Rob Rossi: Penguins' Sidney Crosby deserved better from 'hockey people'
Is Sidney Crosby free to play hockey now?
Asking for some friends.
Even as he attended a ceremony at the White House on Tuesday to celebrate the third Pittsburgh Penguins team he captained to a Stanley Cup championship, Crosby could not escape the hockey world collapsing upon him.
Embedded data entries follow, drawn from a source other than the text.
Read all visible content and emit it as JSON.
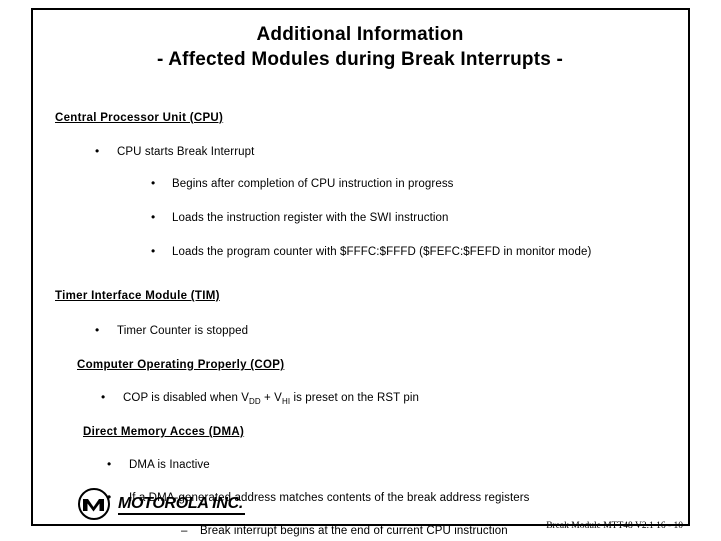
{
  "slide": {
    "title_line1": "Additional Information",
    "title_line2": "- Affected Modules during Break Interrupts -",
    "sections": [
      {
        "heading": "Central Processor Unit (CPU)",
        "bullets": [
          {
            "level": 1,
            "text": "CPU starts Break Interrupt"
          },
          {
            "level": 2,
            "text": "Begins after completion of CPU instruction in progress"
          },
          {
            "level": 2,
            "text": "Loads the instruction register with the SWI instruction"
          },
          {
            "level": 2,
            "text": "Loads the program counter with $FFFC:$FFFD ($FEFC:$FEFD in monitor mode)"
          }
        ]
      },
      {
        "heading": "Timer Interface Module  (TIM)",
        "bullets": [
          {
            "level": 1,
            "text": "Timer Counter is stopped"
          }
        ]
      },
      {
        "heading": "Computer Operating Properly (COP)",
        "bullets": [
          {
            "level": 1,
            "text": "COP is disabled when V",
            "sub1": "DD",
            "text2": " + V",
            "sub2": "HI",
            "text3": " is preset on the RST pin"
          }
        ]
      },
      {
        "heading": "Direct Memory Acces (DMA)",
        "bullets": [
          {
            "level": 1,
            "text": "DMA is Inactive"
          },
          {
            "level": 1,
            "text": "If a DMA-generated address matches contents of the break address registers"
          },
          {
            "level": 3,
            "text": "Break interrupt begins at the end of current CPU instruction"
          }
        ]
      }
    ],
    "logo_text": "MOTOROLA INC.",
    "footer": "Break Module MTT48  V2.1  16 -  10"
  }
}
Mostly from his fellow Canadians , though also from some Pittsburghers, Crosby continued to be criticized for what he had not done.
He had not denounced Donald Trump.
He had not endorsed Donald Trump.
Conveniently forgetting that Crosby is not a U.S. citizen and that he neither denounced nor endorsed the other two U.S. presidents who served during his career, some “hockey people” went for the head of the Face of the NHL. Too many of those “hockey people” turned a blind eye to the obvious when it conflicted with their point of view.
Wonder if those “hockey people” realize they ruined an opportunity for Crosby to apply his trademark patience and precision in formulating a public reaction to all that has been happing in America.
Or with Trump.
Or about American gun laws, America's immigration policies, the American political system, American culture wars, the American racial divide or possibly the American rocker who wrote “American Girl.”
Crosby might well have given any or all of those topics careful consideration.
I've known him for more than a dozen years . Still cannot say what he truly thinks about hockey's small world let alone America's big land.
I can say, with full confidence, that Sidney Patrick Crosby has never been afforded enough freedom by “hockey people,” myself included.
Instead of dragging him into the next fire, we “hockey people” should see if he might see something in the flames we have missed.
He always has been blessed with gods-like vision.
He always has had an answer for our questions, too.
Crosby had an answer a few weeks back when pressed about the Penguins' plans to visit the White House.
What Crosby did not have was the answer some “hockey people” wanted. If he had, it's probable that answer would have been something other people did not want to hear. Whatever he said would have been wrong to somebody.
Crosby was failed by hard-charging “hockey people” who were sports writers playing social activists.
Few, if any, NHL players as children dreamed of being asked about the concept of American democracy before parents awoke them for mite games.
Try something this week.
Find a 30-year-old white man who is dating a white American girl and who works in an overwhelming white industry and who cannot understand the current state of the union no matter how hard he tries. Then ask that guy if he would go to the White House if his employer had accepted an invitation from the president of the United States.
Don't give that guy a day to think, a couple of days to breathe or a week to ask himself some hard questions.
Find that 30-year-old white man and ask him: Will you go?
But don't listen to his answer.
Actually, assume most people will hear only what they want to hear.
Also, keep in mind that guy in this instance is a foreigner who really isn't being asked to speak for himself but rather for everyone with whom he works. Also realize it was presumed how he would respond, thus setting the narrative before he could speak.
For the past couple of weeks, the best hockey player on the planet was buried by some “hockey people.” Not for something he did. Not even for something he said.
So please allow me to again ask: Is Sidney Crosby free to play hockey now?
Rob Rossi is sports editor at upgruv, a trending-news site operated by 535Media. Reach him at firstname.lastname@example.org. Follow him on Twitter @Real_RobRossi.